Jack Noonan: I’ll take the easy one to start here and choose the legend, Larry Bird. I would love to see how his style could fit in this era with other players running up and down the court. Unfortunately, I was not alive to watch his games live, but the endless hours of YouTube videos has taught me how ahead of the curve he was in terms of pace. He and the others stars of that era flew around the court seemingly playing a different game than the rest of the league. Nowadays, that pace is detrimental to winning, so having Bird put in today’s game would be fascinating. Also, the health regimen would be a 180-degrees from what he went through back in the day. We all know the story of Bird injuring his back working on a driveway in 1985. That would just never happen in today’s athlete culture. Bird would have the best diet (which he may of needed as well) and workout training to have him playing at his highest level.
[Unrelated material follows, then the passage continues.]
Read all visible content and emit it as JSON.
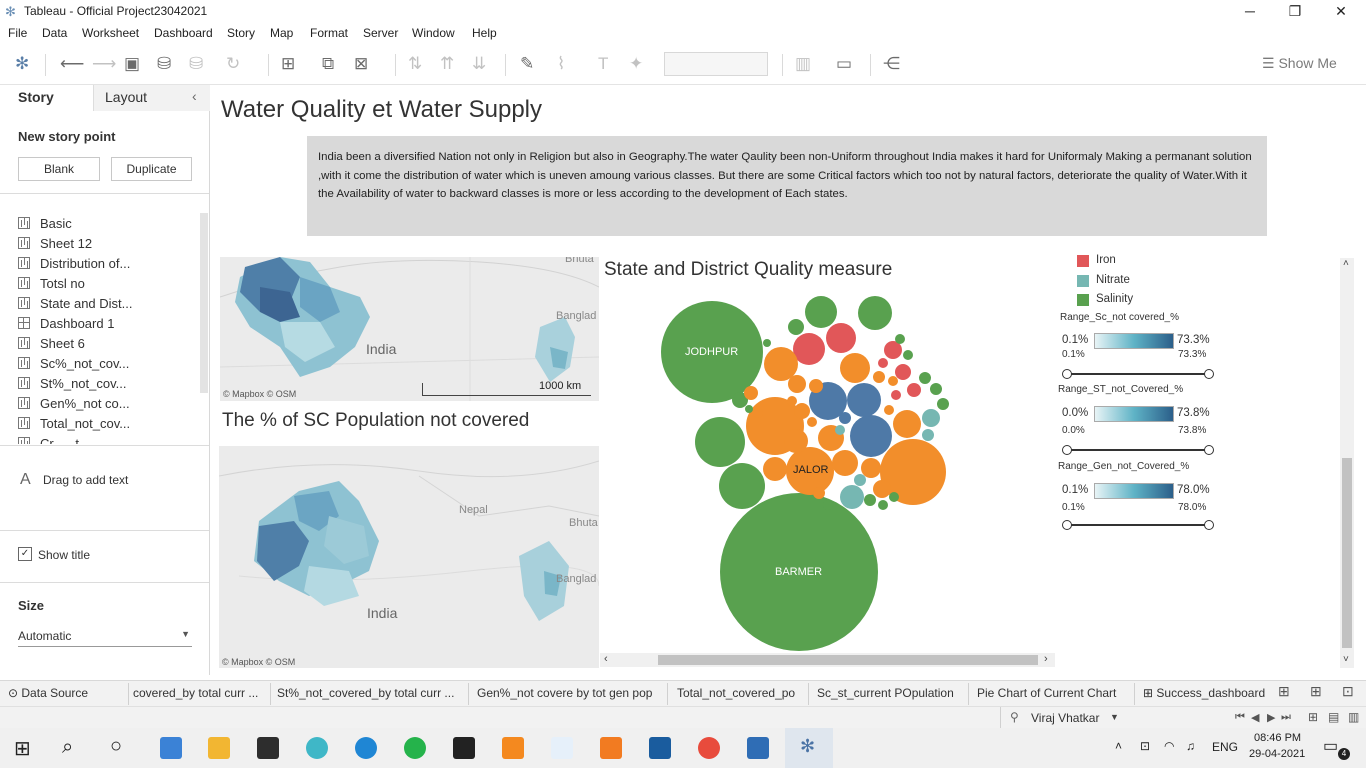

Tim Maclean: Reggie Lewis. I was born in ‘94 and he’s always been one of the guys I wish I saw play. Obviously, Larry Bird is up there with him, but something about Reggie has always drawn my attention. At 6-7 and 195 pounds, I think he would easily be able to guard the one through four in today’s NBA. He was a menace on defense, averaging 1.3 steals and 0.9 blocks per game for his all-too-brief career. Offensively, his 3-point shot would’ve needed some work (career 20% shooter) but his excellent numbers at the free throw line (career 82.4% shooter) suggest he probably could have successfully added it to his game.

Boston Celtics Larry Bird Photo by Wendy Maeda/The Boston Globe via Getty Images

Greg Brueck-Cassoli: I don’t know if this quite aligns with the spirit of the question, but I’d love to see a version of Kevin Garnett that developed entirely in the “modern age”. KG switching and shooting threes is a truly terrifying notion. Imagine a taller, quicker Draymond Green with tons more offensive game. Garnett would be a superstar in any era, but in today’s game even more so.

Greg Dudek: Easy answer here: It has to be Larry Bird. One of the best forwards in the history of the NBA, I would love to watch him play now. He’s my dad’s favorite player and it would be great to see Larry Legend go to work on the parquet now. It would be crazy to see his game evolve beyond the arc and add in his sensational passing in a game that can become iso-centric at times.

Jeff Clark: I’m going to go with Bill Russell. He wouldn’t be the most athletic player on the court, but he proved time and time again in battles against Wilt Chamberlain that he could still win out over guys that were bigger and more athletic than him. Russell had a mind for the game and a burning competitiveness that would translate to any era. I think in the modern game he’d be a supercharged version of Al Horford. Who knows, maybe Brad Stevens would have him shooting 3 pointers!

Keith Smith: It’s firmly a tie for me between Larry Bird and Bill Russell. For Bird, with today’s training and advances in player care, he’d never have missed the time he regularly missed. And his all-around game would obviously translate to today’s game in a very nice way.For Russell, he’d be a defense/rebounding monster. And I think teams would have figured out a way to use his athleticism as a guy who could run the floor and get up around the rim. And Russell’s ability to pass would have people giving him crazy kudos on a daily basis.